The Rise of Negative Partisanship
Yes, partisanship is real. And it influences more than just voting behavior.
One consistent theme in the comments on Steven Taylor’s weekend post “Partisanship is Real” is the notion that only members of the other party are influenced by their political leaders on seemingly commonsensical issues like mask-wearing and vaccinations. Alas, while there is definitely some asymmetry of polarization, the evidence simply doesn’t support this.
The political science literature on what has been dubbed “negative partisanship” has been overflowing in recent years, mostly as a function of the extreme sorting of America’s two major political parties and the information environment in which politics are debated. This discussion has spilled over into the popular press as well. I’ll cite a couple of exemplars.
New America’s Lee Drutman, writing at FiveThirtyEight (“How Hatred Came To Dominate American Politics,” October 2020):
Forty years ago, when asked to rate how “favorable and warm” their opinion of each party was, the average Democrat and Republican said they felt OK-ish about the opposite party. But for four decades now, partisans have increasingly turned against each other in an escalating cycle of dislike and distrust — views of the other party are currently at an all-time low.
He attributes this to three overlapping trends:
The first is the steady nationalization of American politics. The second is the sorting of Democrats and Republicans along urban/rural and culturally liberal/culturally conservative lines, and the third is the increasingly narrow margins in national elections.
The post discusses all of these in some detail but this is the bit I find most salient:
Today, it’s simply harder for voters to hold a viewpoint that doesn’t align with their party. For instance, there are far fewer anti-abortion Democrats or abortion-rights Republicans now than 30 years ago because these kinds of stances are unwelcome in the party. Some voters changed their party to match their beliefs; others changed their beliefs to match their party. But ultimately, both shifts contributed to the parties taking clearer and more distinct stances on a growing number of social issues, which led to more and more voters adjusting their views to match their partisanship.
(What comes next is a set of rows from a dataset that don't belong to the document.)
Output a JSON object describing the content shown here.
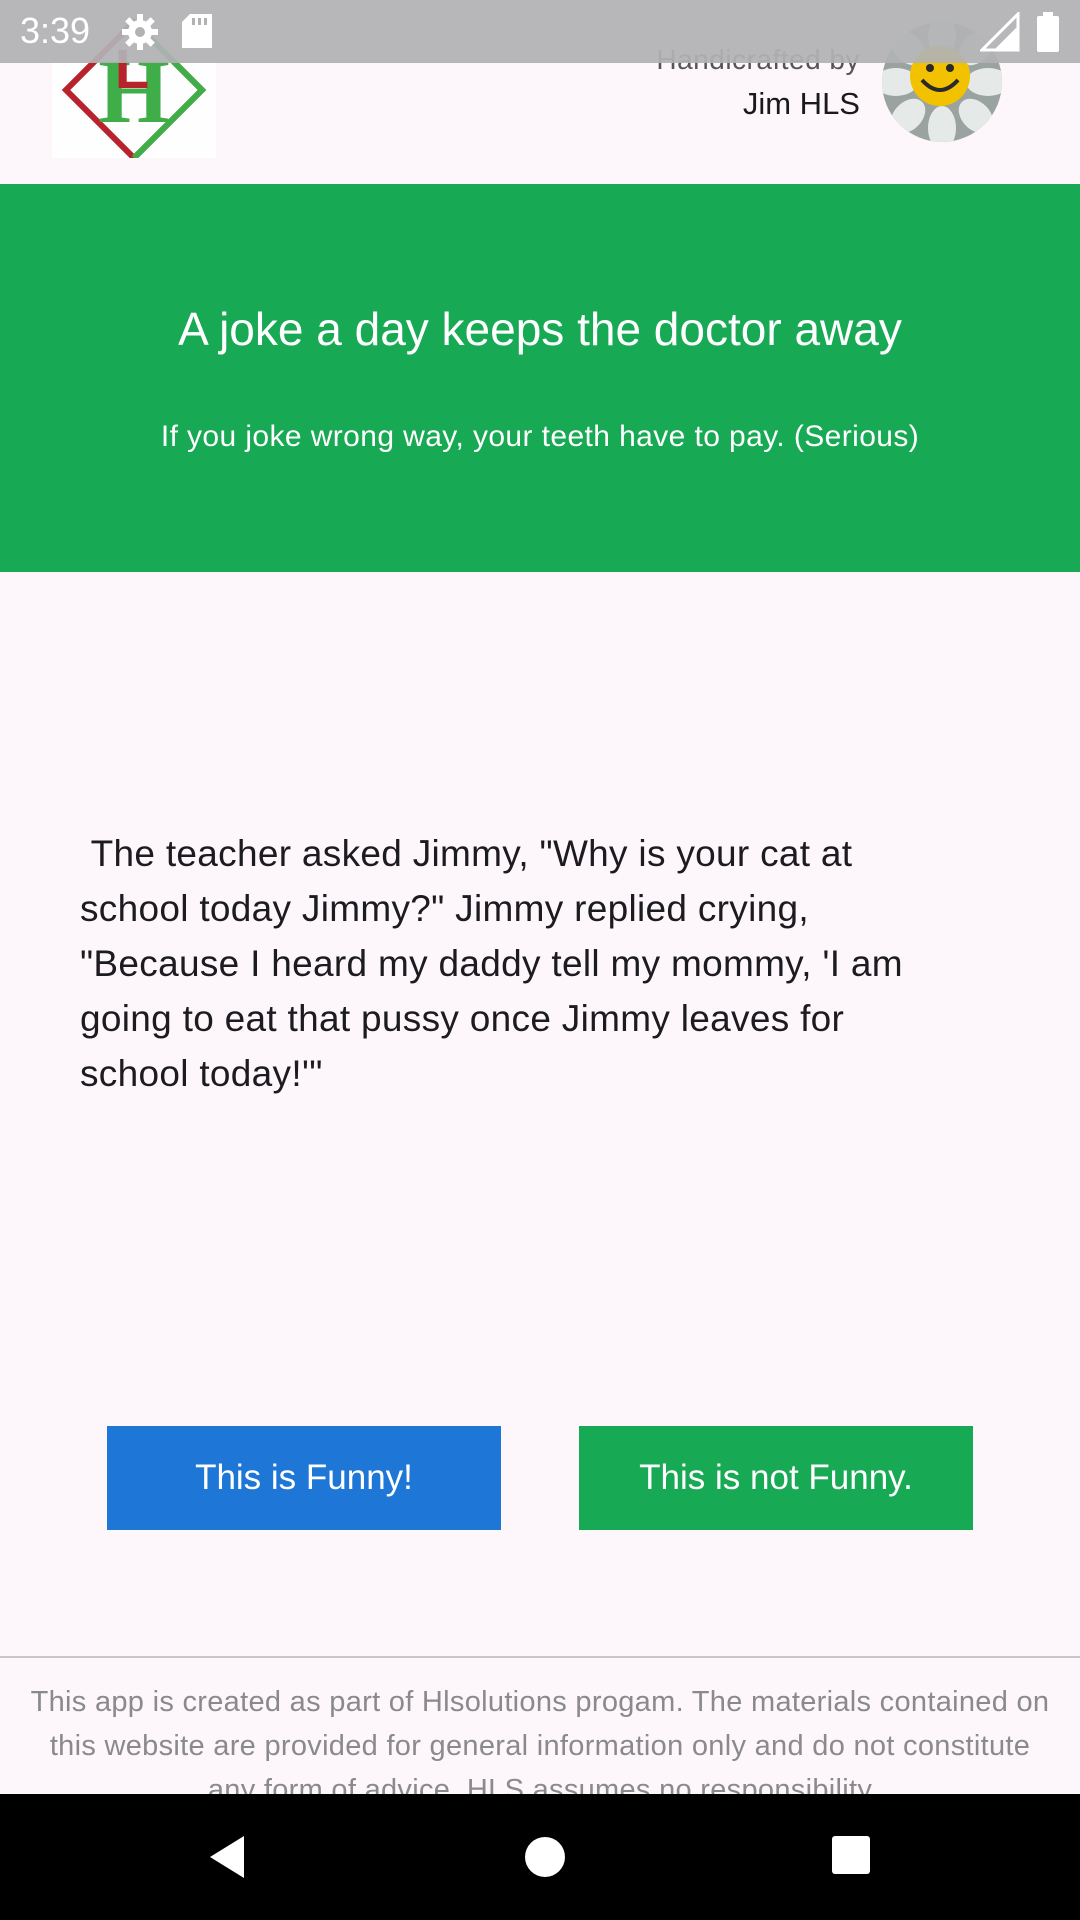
{
  "status_bar": {
    "time": "3:39",
    "icons": [
      "gear-icon",
      "sd-card-icon",
      "signal-icon",
      "battery-icon"
    ]
  },
  "header": {
    "logo_icon": "hls-logo-icon",
    "credit_line": "Handicrafted by",
    "author_name": "Jim HLS",
    "avatar_icon": "smiley-flower-avatar"
  },
  "banner": {
    "title": "A joke a day keeps the doctor away",
    "subtitle": "If you joke wrong way, your teeth have to pay. (Serious)"
  },
  "joke": {
    "text": " The teacher asked Jimmy, \"Why is your cat at school today Jimmy?\" Jimmy replied crying, \"Because I heard my daddy tell my mommy, 'I am going to eat that pussy once Jimmy leaves for school today!'\""
  },
  "actions": {
    "funny_label": "This is Funny!",
    "not_funny_label": "This is not Funny."
  },
  "footer": {
    "disclaimer": "This app is created as part of Hlsolutions progam. The materials contained on this website are provided for general information only and do not constitute any form of advice. HLS assumes no responsibility"
  },
  "nav_bar": {
    "icons": [
      "back-icon",
      "home-icon",
      "recents-icon"
    ]
  },
  "colors": {
    "banner_green": "#18a955",
    "funny_blue": "#1e76d6",
    "not_funny_green": "#18a955",
    "background": "#fdf7fb"
  }
}
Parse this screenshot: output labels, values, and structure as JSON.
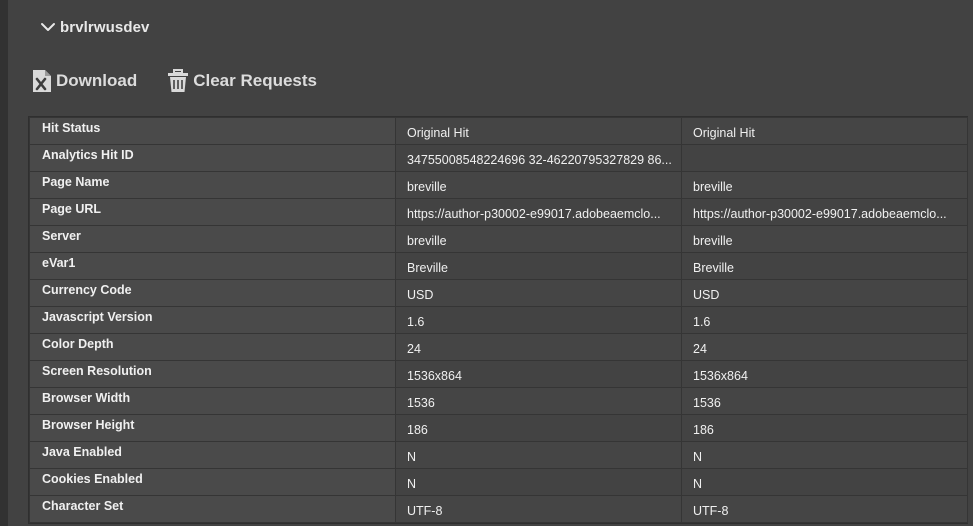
{
  "section": {
    "title": "brvlrwusdev",
    "icon": "chevron-down-icon"
  },
  "toolbar": {
    "download_label": "Download",
    "clear_label": "Clear Requests"
  },
  "table": {
    "rows": [
      {
        "label": "Hit Status",
        "v1": "Original Hit",
        "v2": "Original Hit"
      },
      {
        "label": "Analytics Hit ID",
        "v1": "34755008548224696 32-46220795327829 86...",
        "v2": ""
      },
      {
        "label": "Page Name",
        "v1": "breville",
        "v2": "breville"
      },
      {
        "label": "Page URL",
        "v1": "https://author-p30002-e99017.adobeaemclo...",
        "v2": "https://author-p30002-e99017.adobeaemclo..."
      },
      {
        "label": "Server",
        "v1": "breville",
        "v2": "breville"
      },
      {
        "label": "eVar1",
        "v1": "Breville",
        "v2": "Breville"
      },
      {
        "label": "Currency Code",
        "v1": "USD",
        "v2": "USD"
      },
      {
        "label": "Javascript Version",
        "v1": "1.6",
        "v2": "1.6"
      },
      {
        "label": "Color Depth",
        "v1": "24",
        "v2": "24"
      },
      {
        "label": "Screen Resolution",
        "v1": "1536x864",
        "v2": "1536x864"
      },
      {
        "label": "Browser Width",
        "v1": "1536",
        "v2": "1536"
      },
      {
        "label": "Browser Height",
        "v1": "186",
        "v2": "186"
      },
      {
        "label": "Java Enabled",
        "v1": "N",
        "v2": "N"
      },
      {
        "label": "Cookies Enabled",
        "v1": "N",
        "v2": "N"
      },
      {
        "label": "Character Set",
        "v1": "UTF-8",
        "v2": "UTF-8"
      }
    ]
  }
}
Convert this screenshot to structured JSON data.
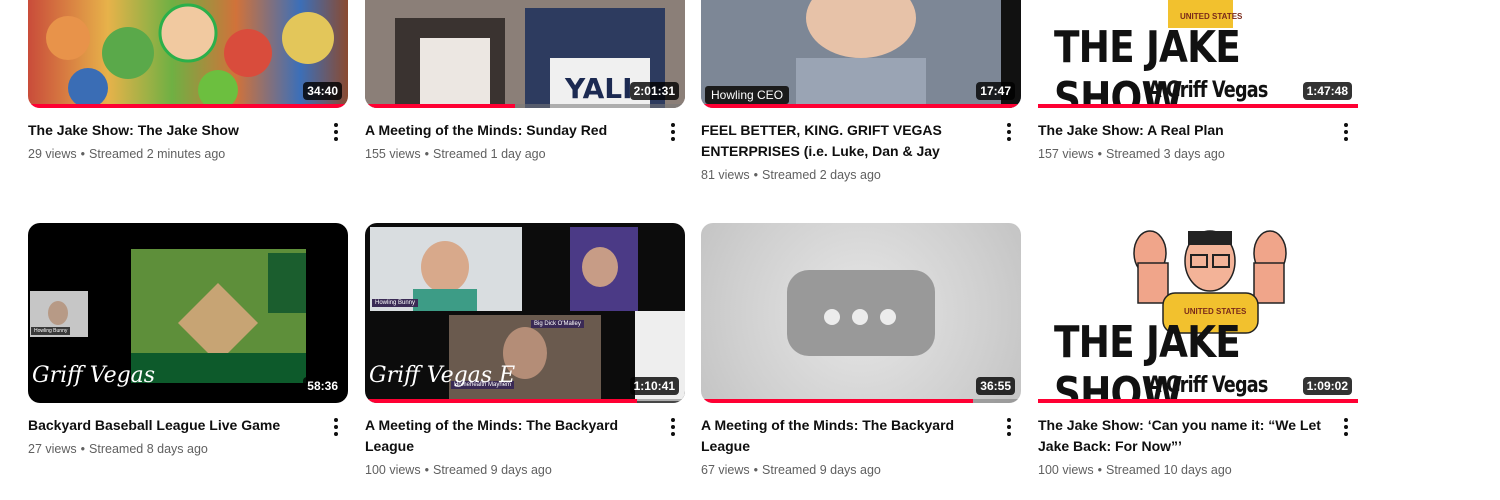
{
  "colors": {
    "accent": "#ff0033",
    "meta_text": "#606060",
    "title_text": "#0f0f0f"
  },
  "icons": {
    "more": "three-dots-vertical-icon",
    "loading": "ellipsis-icon"
  },
  "videos": [
    {
      "title": "The Jake Show: The Jake Show",
      "views": "29 views",
      "streamed": "Streamed 2 minutes ago",
      "duration": "34:40",
      "progress": 1.0
    },
    {
      "title": "A Meeting of the Minds: Sunday Red",
      "views": "155 views",
      "streamed": "Streamed 1 day ago",
      "duration": "2:01:31",
      "progress": 0.47
    },
    {
      "title": "FEEL BETTER, KING. GRIFT VEGAS ENTERPRISES (i.e. Luke, Dan & Jay",
      "views": "81 views",
      "streamed": "Streamed 2 days ago",
      "duration": "17:47",
      "progress": 1.0,
      "overlay_label": "Howling CEO"
    },
    {
      "title": "The Jake Show: A Real Plan",
      "views": "157 views",
      "streamed": "Streamed 3 days ago",
      "duration": "1:47:48",
      "progress": 1.0,
      "thumb_text_1": "THE JAKE SHOW",
      "thumb_text_2": "A Griff Vegas Production",
      "shirt_text": "UNITED STATES"
    },
    {
      "title": "Backyard Baseball League Live Game",
      "views": "27 views",
      "streamed": "Streamed 8 days ago",
      "duration": "58:36",
      "progress": 0,
      "watermark": "Griff Vegas",
      "cam_label": "Howling Bunny"
    },
    {
      "title": "A Meeting of the Minds: The Backyard League",
      "views": "100 views",
      "streamed": "Streamed 9 days ago",
      "duration": "1:10:41",
      "progress": 0.85,
      "cam_1": "Howling Bunny",
      "cam_2": "Big Dick O'Malley",
      "cam_3": "Homehealth Mayhem",
      "watermark": "Griff Vegas E"
    },
    {
      "title": "A Meeting of the Minds: The Backyard League",
      "views": "67 views",
      "streamed": "Streamed 9 days ago",
      "duration": "36:55",
      "progress": 0.85
    },
    {
      "title": "The Jake Show: ‘Can you name it: “We Let Jake Back: For Now”’",
      "views": "100 views",
      "streamed": "Streamed 10 days ago",
      "duration": "1:09:02",
      "progress": 1.0,
      "thumb_text_1": "THE JAKE SHOW",
      "thumb_text_2": "A Griff Vegas Production",
      "shirt_text": "UNITED STATES"
    }
  ]
}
Political scientists have called this process “conflict extension.” The basic idea is that as more issues have become nationalized, partisan conflicts have broadened to absorb these issues. And as the parties have taken clearer national stances, particularly around cultural and identity-based issues, voters sort more clearly into parties based on these stances.
Cultural values are much more connected to geography than economic values. Both the rich and poor live in cities, suburbs and exurbs. But those who are socially liberal tend to live in cities, whereas those who are socially conservative tend to inhabit small towns. This partisan sorting on cultural issues has thus generated a significant partisan density divide. And because geography also corresponds to racial and ethnic diversity (basically, cities are multicultural and exurbs are mostly white), this adds another division onto the partisan divide: race.
With all these identities accumulating on top of each other, partisanship has become a kind of “mega-identity,” as political scientist Lilliana Mason argues, with party identification standing for much, much more. In fact, it’s reached the point that when you meet somebody, you can immediately size them up as a “Trump voter” or a “Biden voter.” That kind of easy stereotyping leads us to see the other party as distant and different. And typically, things that are distant and different are also more threatening.
There’s a whole lot more there and I commend the piece in its entirety but those are the key bits for my narrow point here. While the parties had numerous cross-cutting cleavages even in my political memory (which goes back roughly to 1980) sorting has led to them being mostly reinforcing.
We see this in the polling data as well. Pew Research‘s “Partisan Antipathy: More Intense, More Personal” provides some excellent insights. It’s from October 2019, so the trends are likely further along.
The share of Republicans who give Democrats a “cold” rating on a 0-100 thermometer has risen 14 percentage points since 2016 – with virtually all of the increase coming in “very cold” ratings (0-24). Democrats’ views of Republicans have followed a similar trajectory: 57% give Republicans a very cold rating, up from 41% three years ago.
So, yes, Republicans are slightly more disdainful of Democrats than vice-versa. But the differences are negligible. And, again, this was before more recent events; I wouldn’t be surprised if Democrats have surged past Republicans after the 2020 election and, especially, the events of 6 January.
Where we do see a meaningful difference, though, is in the breakdowns:
My guess is that stems from the different moral frames that adherents are bringing to the table. Liberals view conservatives’ positions on social justice issues as a sign of closed-mindedness if not stupidity, whereas conservatives see liberals’ rejection of American exceptionalism and differing attitudes on immigration as immoral and unpatriotic.
Because of the sorting Drutman describes, we simply spend much less time with people who see the world differently than we used to. Most people in our social and professional circles are likely to vote the same way we do. That simply wasn’t the case 30 or 40 years ago.
Oh, and this is worth noting:
Independents who lean toward the Republican and Democratic parties are much less likely than those who identify with a party to express warm feelings about the people in their own parties. But large majorities of Republican and Democratic leaners give cold ratings to the people in the opposing party, and there are only modest differences between leaners and partisan identifiers in these views. [emphasis mine -jj]
Even though more Americans than ever describe themselves as “independent,” they’re really partisans.